2-5A-Mediated decay (2-5AMD): from antiviral defense to control of host RNA.
Mammalian cells are exquisitely sensitive to the presence of double-stranded RNA (dsRNA), a molecule that they interpret as a signal of viral presence requiring immediate attention. Upon sensing dsRNA cells activate the innate immune response, which involves transcriptional mechanisms driving inflammation and secretion of interferons (IFNs) and interferon-stimulated genes (ISGs), as well as synthesis of RNA-like signaling molecules comprised of three or more 2'-5'-linked adenylates (2-5As). 2-5As were discovered some forty years ago and described as IFN-induced inhibitors of protein synthesis.

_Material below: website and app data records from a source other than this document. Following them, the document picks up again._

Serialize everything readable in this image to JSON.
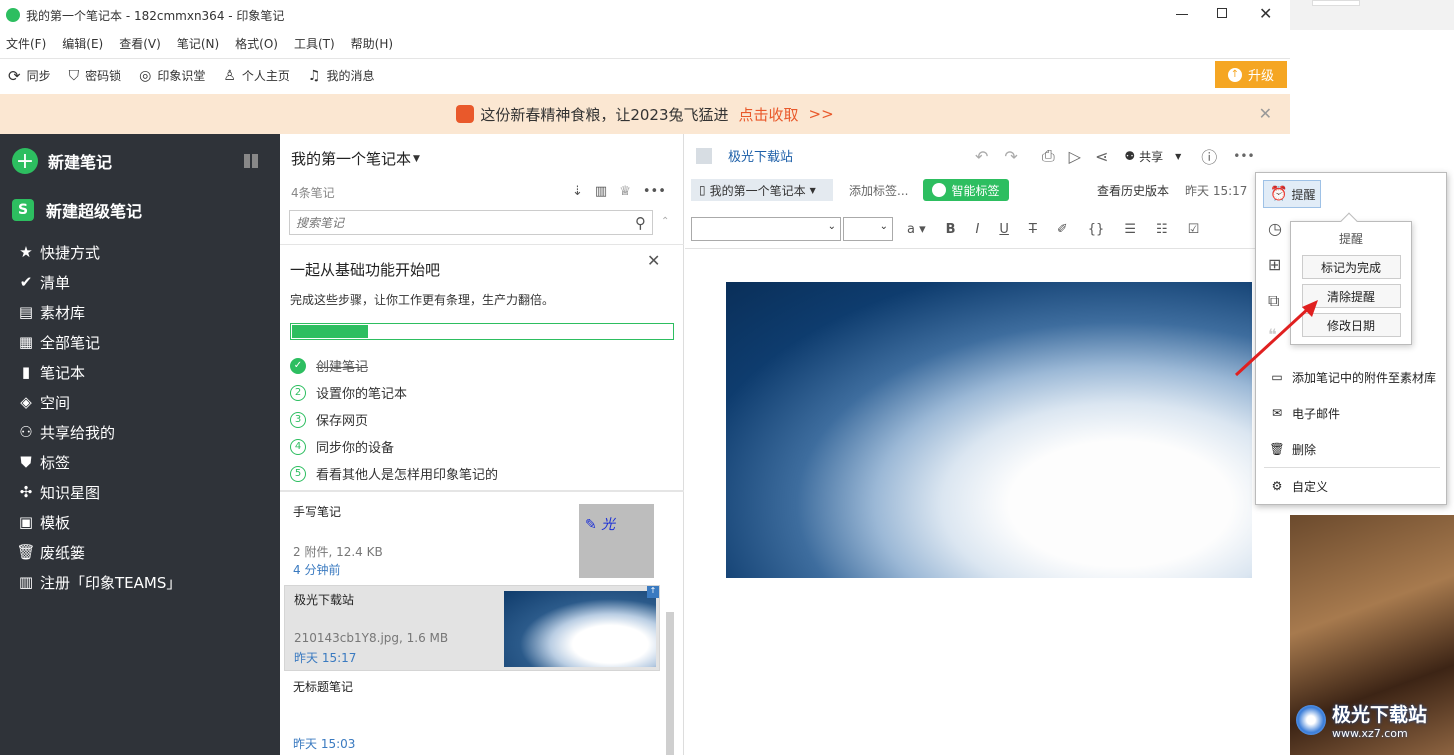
{
  "window": {
    "title": "我的第一个笔记本 - 182cmmxn364 - 印象笔记"
  },
  "menubar": [
    "文件(F)",
    "编辑(E)",
    "查看(V)",
    "笔记(N)",
    "格式(O)",
    "工具(T)",
    "帮助(H)"
  ],
  "toolbar": {
    "items": [
      {
        "icon": "sync-icon",
        "label": "同步"
      },
      {
        "icon": "lock-icon",
        "label": "密码锁"
      },
      {
        "icon": "classroom-icon",
        "label": "印象识堂"
      },
      {
        "icon": "user-icon",
        "label": "个人主页"
      },
      {
        "icon": "bell-icon",
        "label": "我的消息"
      }
    ],
    "upgrade": "升级"
  },
  "banner": {
    "text": "这份新春精神食粮，让2023兔飞猛进",
    "link": "点击收取",
    "arrows": ">>"
  },
  "sidebar": {
    "new_note": "新建笔记",
    "new_super": "新建超级笔记",
    "items": [
      {
        "icon": "star-icon",
        "label": "快捷方式"
      },
      {
        "icon": "check-icon",
        "label": "清单"
      },
      {
        "icon": "library-icon",
        "label": "素材库"
      },
      {
        "icon": "notes-icon",
        "label": "全部笔记"
      },
      {
        "icon": "notebook-icon",
        "label": "笔记本"
      },
      {
        "icon": "space-icon",
        "label": "空间"
      },
      {
        "icon": "shared-icon",
        "label": "共享给我的"
      },
      {
        "icon": "tag-icon",
        "label": "标签"
      },
      {
        "icon": "graph-icon",
        "label": "知识星图"
      },
      {
        "icon": "template-icon",
        "label": "模板"
      },
      {
        "icon": "trash-icon",
        "label": "废纸篓"
      },
      {
        "icon": "building-icon",
        "label": "注册「印象TEAMS」"
      }
    ]
  },
  "notelist": {
    "title": "我的第一个笔记本",
    "count": "4条笔记",
    "search_placeholder": "搜索笔记",
    "onboard": {
      "title": "一起从基础功能开始吧",
      "desc": "完成这些步骤，让你工作更有条理，生产力翻倍。",
      "progress": 0.2,
      "steps": [
        {
          "n": "✓",
          "label": "创建笔记",
          "done": true
        },
        {
          "n": "2",
          "label": "设置你的笔记本"
        },
        {
          "n": "3",
          "label": "保存网页"
        },
        {
          "n": "4",
          "label": "同步你的设备"
        },
        {
          "n": "5",
          "label": "看看其他人是怎样用印象笔记的"
        }
      ]
    },
    "notes": [
      {
        "title": "手写笔记",
        "meta": "2 附件, 12.4 KB",
        "time": "4 分钟前"
      },
      {
        "title": "极光下载站",
        "meta": "210143cb1Y8.jpg, 1.6 MB",
        "time": "昨天 15:17"
      },
      {
        "title": "无标题笔记",
        "meta": "",
        "time": "昨天 15:03"
      }
    ]
  },
  "editor": {
    "title": "极光下载站",
    "share": "共享",
    "notebook": "我的第一个笔记本",
    "add_tag": "添加标签...",
    "smart_tag": "智能标签",
    "history": "查看历史版本",
    "date": "昨天 15:17"
  },
  "context_menu": {
    "reminder": "提醒",
    "submenu_title": "提醒",
    "sub": [
      "标记为完成",
      "清除提醒",
      "修改日期"
    ],
    "items": [
      "添加笔记中的附件至素材库",
      "电子邮件",
      "删除",
      "自定义"
    ]
  },
  "watermark": {
    "text": "极光下载站",
    "url": "www.xz7.com"
  }
}
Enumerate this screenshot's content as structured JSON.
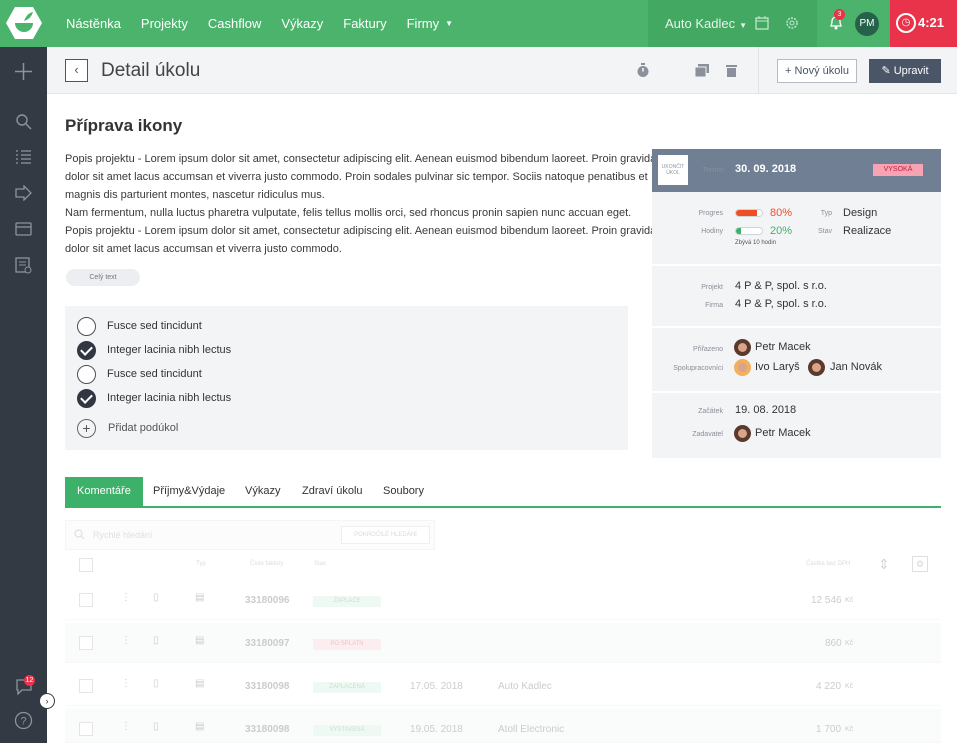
{
  "nav": {
    "items": [
      "Nástěnka",
      "Projekty",
      "Cashflow",
      "Výkazy",
      "Faktury",
      "Firmy"
    ]
  },
  "top": {
    "company": "Auto Kadlec",
    "notifications": "3",
    "user_initials": "PM",
    "timer": "4:21"
  },
  "sidebar": {
    "chat_badge": "12"
  },
  "header": {
    "title": "Detail úkolu",
    "new_task_label": "+ Nový úkolu",
    "edit_label": "✎ Upravit"
  },
  "task": {
    "title": "Příprava ikony",
    "description": [
      "Popis projektu - Lorem ipsum dolor sit amet, consectetur adipiscing elit. Aenean euismod bibendum laoreet. Proin gravida",
      "dolor sit amet lacus accumsan et viverra justo commodo. Proin sodales pulvinar sic tempor. Sociis natoque penatibus et",
      "magnis dis parturient montes, nascetur ridiculus mus.",
      "Nam fermentum, nulla luctus pharetra vulputate, felis tellus mollis orci, sed rhoncus pronin sapien nunc accuan eget.",
      "Popis projektu - Lorem ipsum dolor sit amet, consectetur adipiscing elit. Aenean euismod bibendum laoreet. Proin gravida",
      "dolor sit amet lacus accumsan et viverra justo commodo."
    ],
    "full_text_label": "Celý text",
    "subtasks": [
      {
        "label": "Fusce sed tincidunt",
        "done": false
      },
      {
        "label": "Integer lacinia nibh lectus",
        "done": true
      },
      {
        "label": "Fusce sed tincidunt",
        "done": false
      },
      {
        "label": "Integer lacinia nibh lectus",
        "done": true
      }
    ],
    "add_subtask_label": "Přidat podúkol"
  },
  "card": {
    "finish_label": "UKONČIT ÚKOL",
    "deadline_label": "Termín",
    "deadline": "30. 09. 2018",
    "priority": "VYSOKÁ",
    "progress_label": "Progres",
    "progress": "80%",
    "progress_value": 0.8,
    "hours_label": "Hodiny",
    "hours": "20%",
    "hours_value": 0.2,
    "hours_note": "Zbývá 10 hodin",
    "type_label": "Typ",
    "type": "Design",
    "state_label": "Stav",
    "state": "Realizace",
    "project_label": "Projekt",
    "project": "4 P & P, spol. s r.o.",
    "firm_label": "Firma",
    "firm": "4 P & P, spol. s r.o.",
    "assigned_label": "Přiřazeno",
    "assigned": "Petr Macek",
    "collab_label": "Spolupracovníci",
    "collab1": "Ivo Laryš",
    "collab2": "Jan Novák",
    "start_label": "Začátek",
    "start": "19. 08. 2018",
    "author_label": "Zadavatel",
    "author": "Petr Macek",
    "colors": {
      "progress": "#f04e23",
      "hours": "#3db06a"
    }
  },
  "tabs": [
    "Komentáře",
    "Příjmy&Výdaje",
    "Výkazy",
    "Zdraví úkolu",
    "Soubory"
  ],
  "table": {
    "search_placeholder": "Rychlé hledání",
    "advanced_search": "POKROČILÉ HLEDÁNÍ",
    "headers": {
      "type": "Typ",
      "invoice_no": "Číslo faktury",
      "status": "Stav",
      "amount": "Částka bez DPH"
    },
    "rows": [
      {
        "no": "33180096",
        "status": "ZAPLACE",
        "status_type": "g",
        "date": "",
        "company": "",
        "amount": "12 546",
        "currency": "Kč"
      },
      {
        "no": "33180097",
        "status": "PO SPLATN",
        "status_type": "r",
        "date": "",
        "company": "",
        "amount": "860",
        "currency": "Kč"
      },
      {
        "no": "33180098",
        "status": "ZAPLACENÁ",
        "status_type": "g",
        "date": "17.05. 2018",
        "company": "Auto Kadlec",
        "amount": "4 220",
        "currency": "Kč"
      },
      {
        "no": "33180098",
        "status": "VYSTAVENÁ",
        "status_type": "g",
        "date": "19.05. 2018",
        "company": "Atoll Electronic",
        "amount": "1 700",
        "currency": "Kč"
      }
    ]
  }
}
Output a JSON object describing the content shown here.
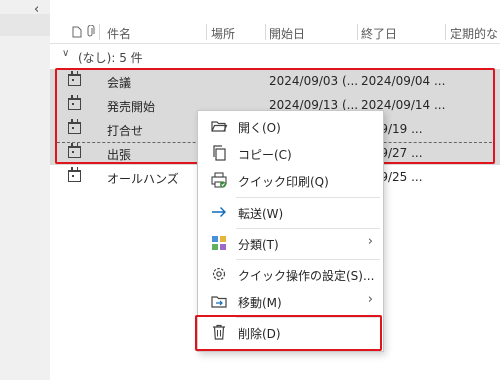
{
  "header": {
    "columns": [
      "件名",
      "場所",
      "開始日",
      "終了日",
      "定期的な"
    ]
  },
  "group": {
    "label": "(なし): 5 件"
  },
  "rows": [
    {
      "subject": "会議",
      "start": "2024/09/03 (...",
      "end": "2024/09/04 ..."
    },
    {
      "subject": "発売開始",
      "start": "2024/09/13 (...",
      "end": "2024/09/14 ..."
    },
    {
      "subject": "打合せ",
      "start": "",
      "end": "4/09/19 ..."
    },
    {
      "subject": "出張",
      "start": "",
      "end": "4/09/27 ..."
    },
    {
      "subject": "オールハンズ",
      "start": "",
      "end": "4/09/25 ..."
    }
  ],
  "context_menu": {
    "open": "開く(O)",
    "copy": "コピー(C)",
    "quick_print": "クイック印刷(Q)",
    "forward": "転送(W)",
    "categorize": "分類(T)",
    "quick_steps": "クイック操作の設定(S)...",
    "move": "移動(M)",
    "delete": "削除(D)"
  },
  "colors": {
    "highlight": "#e0141d",
    "selection": "#dadada",
    "accent": "#0f6cbd"
  }
}
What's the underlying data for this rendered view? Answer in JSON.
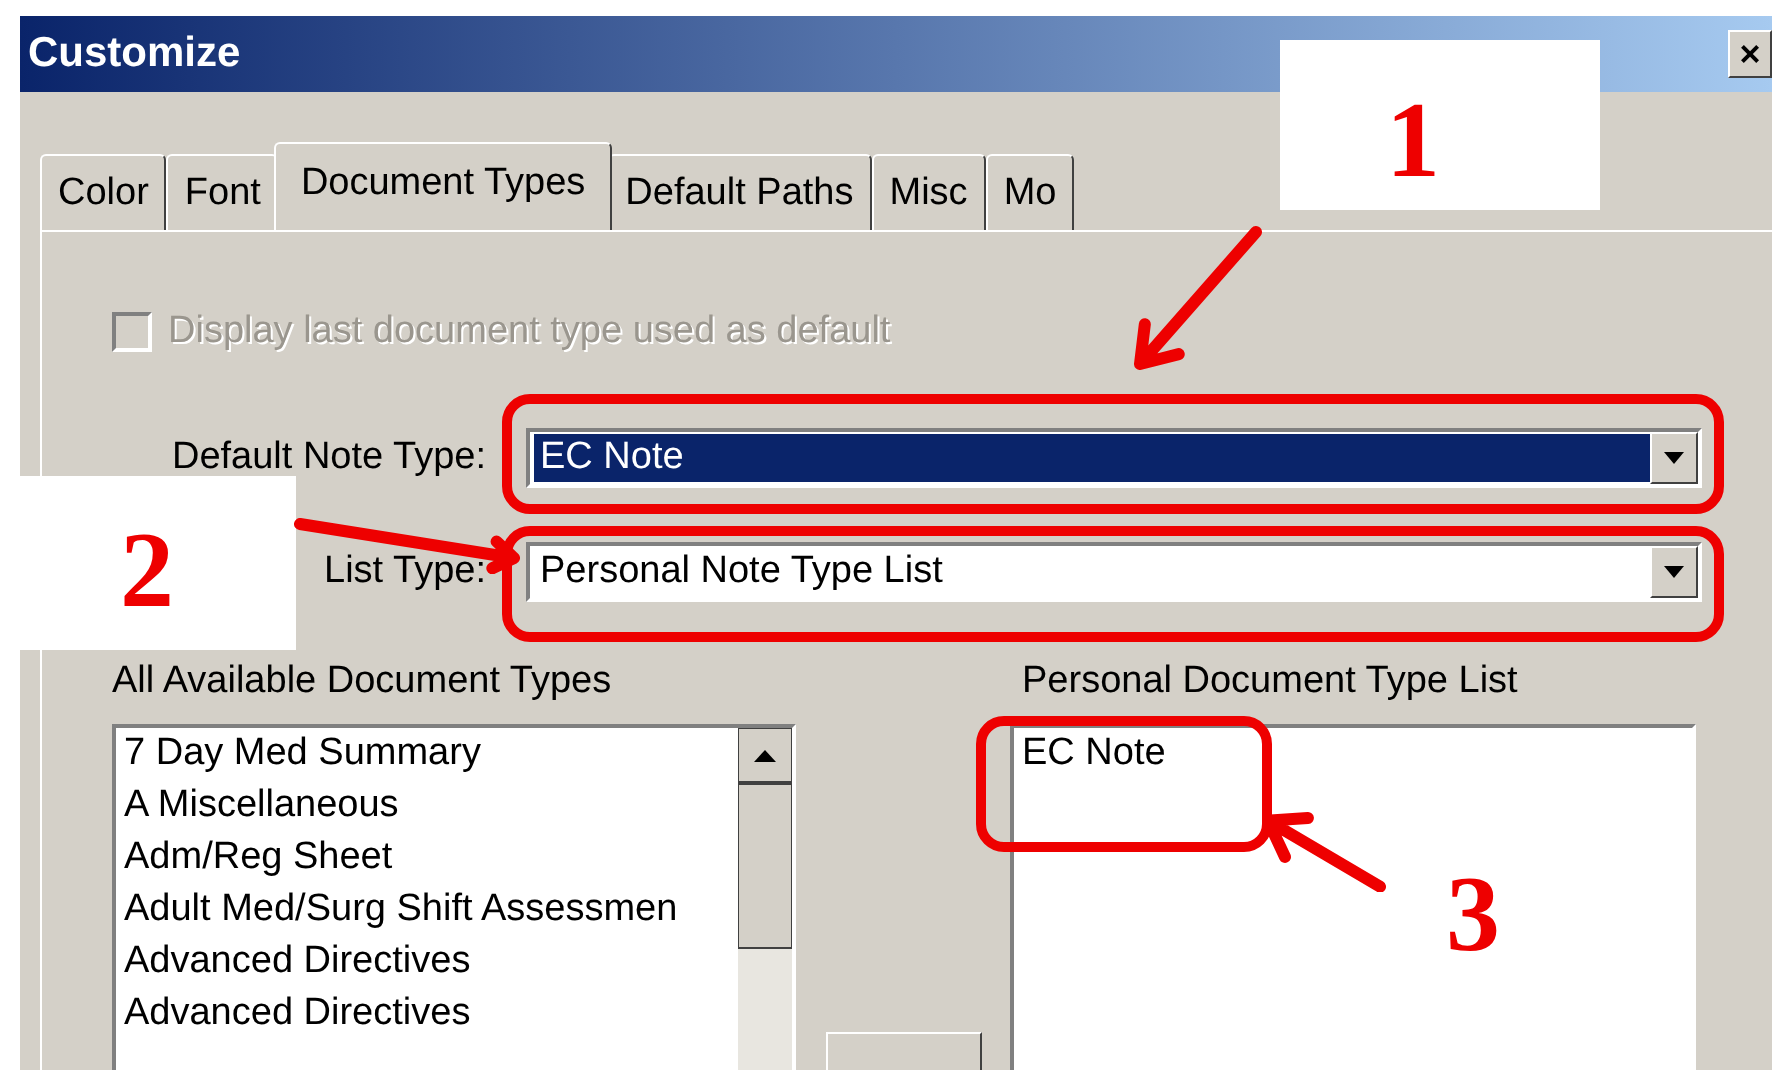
{
  "window": {
    "title": "Customize",
    "close": "×"
  },
  "tabs": [
    {
      "label": "Color",
      "selected": false
    },
    {
      "label": "Font",
      "selected": false
    },
    {
      "label": "Document Types",
      "selected": true
    },
    {
      "label": "Default Paths",
      "selected": false
    },
    {
      "label": "Misc",
      "selected": false
    },
    {
      "label": "Mo",
      "selected": false
    }
  ],
  "display_last_default": {
    "label": "Display last document type used as default",
    "checked": false,
    "disabled": true
  },
  "default_note_type": {
    "label": "Default Note Type:",
    "value": "EC Note",
    "selected": true
  },
  "list_type": {
    "label": "List Type:",
    "value": "Personal Note Type List",
    "selected": false
  },
  "available": {
    "label": "All Available Document Types",
    "items": [
      "7 Day Med Summary",
      "A Miscellaneous",
      "Adm/Reg Sheet",
      "Adult Med/Surg Shift Assessmen",
      "Advanced Directives",
      "Advanced Directives"
    ]
  },
  "personal": {
    "label": "Personal Document Type List",
    "items": [
      "EC Note"
    ]
  },
  "annotations": [
    {
      "number": "1"
    },
    {
      "number": "2"
    },
    {
      "number": "3"
    }
  ]
}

The efforts of many laboratories, aimed at elucidating the molecular mechanism and function of these mysterious RNA-like signaling oligonucleotides, revealed that 2-5A is a specific ligand for the kinase-family endonuclease RNase L. RNase L decays single-stranded RNA (ssRNA) from viruses and mRNAs (as well as other RNAs) from hosts in a process we proposed to call 2-5A-mediated decay (2-5AMD). During recent years it has become increasingly recognized that 2-5AMD is more than a blunt tool of viral RNA destruction, but a pathway deeply integrated into sensing and regulation of endogenous RNAs. Here we present an overview of recently emerged roles of 2-5AMD in host RNA regulation.